0
Get Alert
Please Wait... Processing your request... Please Wait.
You must sign in to sign-up for alerts.

Please confirm that your email address is correct, so you can successfully receive this alert.

Clinical and Research Reports   |    
Delirium and Hypovitaminosis D: Neuroimaging Findings
James A. Bourgeois, O.D., M.D.; Ana Hategan, M.D.; Jennifer Ford, M.S.L.P., M.D.; Daniel K. Tisi, R.D., M.Sc.; Glen L. Xiong, M.D.
The Journal of Neuropsychiatry and Clinical Neurosciences 2014;:. doi:10.1176/appi.neuropsych.13060121
View Author and Article Information

From the Dept. of Psychiatry/Langley Porter Psychiatric Institute, Consultation-Liaison Service, University of California San Francisco Medical Center, San Francisco, CA (JAB); Dept. of Psychiatry and Behavioural Neurosciences, Michael G. DeGroote School of Medicine, Faculty of Health Sciences, McMaster University, Hamilton, Ontario, Canada (AH, JF); St. Joseph’s Healthcare Hamilton, West 5th Campus, Hamilton, Ontario, Canada (AH, DKT); and Dept. of Psychiatry and Behavioral Sciences, University of California, Davis, CA (GLX)

Send correspondence to James A. Bourgeois, O.D., M.D.; e-mail: james.bourgeois@ucsf.edu

Copyright © 2014 by the American Psychiatric Association

Received June 04, 2013; Accepted January 06, 2014.

text A A A
PDF of the full text article.
Abstract

The authors examined the frequency of neuroimaging findings of cortical atrophy and/or cerebrovascular disease in patients with delirium with hypovitaminosis D and normal vitamin D levels.
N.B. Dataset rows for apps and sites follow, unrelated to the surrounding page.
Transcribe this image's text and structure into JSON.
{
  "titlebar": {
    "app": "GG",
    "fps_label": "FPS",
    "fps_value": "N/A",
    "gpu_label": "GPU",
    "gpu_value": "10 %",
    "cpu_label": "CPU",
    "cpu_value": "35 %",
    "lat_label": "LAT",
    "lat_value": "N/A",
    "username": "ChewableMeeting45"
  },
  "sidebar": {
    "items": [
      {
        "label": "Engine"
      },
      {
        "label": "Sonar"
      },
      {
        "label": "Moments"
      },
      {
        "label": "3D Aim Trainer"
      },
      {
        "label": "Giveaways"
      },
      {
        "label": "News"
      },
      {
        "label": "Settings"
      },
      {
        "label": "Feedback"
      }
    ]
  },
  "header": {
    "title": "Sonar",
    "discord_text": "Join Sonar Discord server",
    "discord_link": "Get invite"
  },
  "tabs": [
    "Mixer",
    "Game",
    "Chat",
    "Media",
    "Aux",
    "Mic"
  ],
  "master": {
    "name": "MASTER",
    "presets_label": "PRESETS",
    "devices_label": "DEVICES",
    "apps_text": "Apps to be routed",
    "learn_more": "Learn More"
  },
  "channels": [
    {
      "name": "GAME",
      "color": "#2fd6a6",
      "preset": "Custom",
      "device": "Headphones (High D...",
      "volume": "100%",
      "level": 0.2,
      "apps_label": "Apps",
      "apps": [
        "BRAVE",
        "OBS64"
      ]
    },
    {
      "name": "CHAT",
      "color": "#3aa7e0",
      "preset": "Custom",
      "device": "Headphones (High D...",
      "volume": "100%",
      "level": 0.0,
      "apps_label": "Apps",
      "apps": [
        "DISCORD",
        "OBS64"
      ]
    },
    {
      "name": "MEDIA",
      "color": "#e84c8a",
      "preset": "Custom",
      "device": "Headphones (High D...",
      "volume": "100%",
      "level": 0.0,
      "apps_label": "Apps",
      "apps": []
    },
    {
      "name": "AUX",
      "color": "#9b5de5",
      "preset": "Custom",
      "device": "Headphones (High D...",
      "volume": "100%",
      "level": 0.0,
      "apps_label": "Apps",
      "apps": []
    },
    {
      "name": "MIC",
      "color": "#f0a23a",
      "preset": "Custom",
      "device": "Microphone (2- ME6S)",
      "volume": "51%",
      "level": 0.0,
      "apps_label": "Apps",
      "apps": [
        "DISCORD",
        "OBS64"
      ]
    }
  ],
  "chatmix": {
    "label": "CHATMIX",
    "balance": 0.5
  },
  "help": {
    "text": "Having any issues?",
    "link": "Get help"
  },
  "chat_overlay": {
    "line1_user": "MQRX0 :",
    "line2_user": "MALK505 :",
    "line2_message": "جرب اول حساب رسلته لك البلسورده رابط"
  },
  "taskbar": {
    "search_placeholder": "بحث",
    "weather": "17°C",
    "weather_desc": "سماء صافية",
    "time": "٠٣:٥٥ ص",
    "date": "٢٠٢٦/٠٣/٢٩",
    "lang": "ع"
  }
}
Of 32 patients with delirium with hypovitaminosis D who were neuroimaged, 91.4% had neuroimaging findings, despite only five cases having a comorbid diagnosis of dementia. Similar frequencies of cortical atrophy and/or cerebrovascular disease were found in patients with delirium with normal vitamin D levels. Further research with a larger sample size is needed to compare neuroimaging findings between normal patients and patients with hypovitaminosis D with delirium.

Abstract Teaser
Figures in this Article

Your Session has timed out. Please sign back in to continue.
Sign In Your Session has timed out. Please sign back in to continue.
Sign In to Access Full Content
 
Username
Password
Sign in via Athens (What is this?)
Athens is a service for single sign-on which enables access to all of an institution's subscriptions on- or off-site.
Not a subscriber?

Subscribe Now/Learn More

PsychiatryOnline subscription options offer access to the DSM-5 library, books, journals, CME, and patient resources. This all-in-one virtual library provides psychiatrists and mental health professionals with key resources for diagnosis, treatment, research, and professional development.

Need more help? PsychiatryOnline Customer Service may be reached by emailing PsychiatryOnline@psych.org or by calling 800-368-5777 (in the U.S.) or 703-907-7322 (outside the U.S.).

+

References

+
+

CME Activity

There is currently no quiz available for this resource. Please click here to go to the CME page to find another.
Submit a Comments
Please read the other comments before you post yours. Contributors must reveal any conflict of interest.
Comments are moderated and will appear on the site at the discertion of APA editorial staff.

* = Required Field
(if multiple authors, separate names by comma)
Example: John Doe



Related Content
Articles
Books
Textbook of Traumatic Brain Injury, 2nd Edition > Chapter 9.  >
Dulcan's Textbook of Child and Adolescent Psychiatry > Chapter 24.  >
Dulcan's Textbook of Child and Adolescent Psychiatry > Chapter 9.  >
Dulcan's Textbook of Child and Adolescent Psychiatry > Chapter 9.  >
Dulcan's Textbook of Child and Adolescent Psychiatry > Chapter 9.  >
Topic Collections
Psychiatric News
APA Guidelines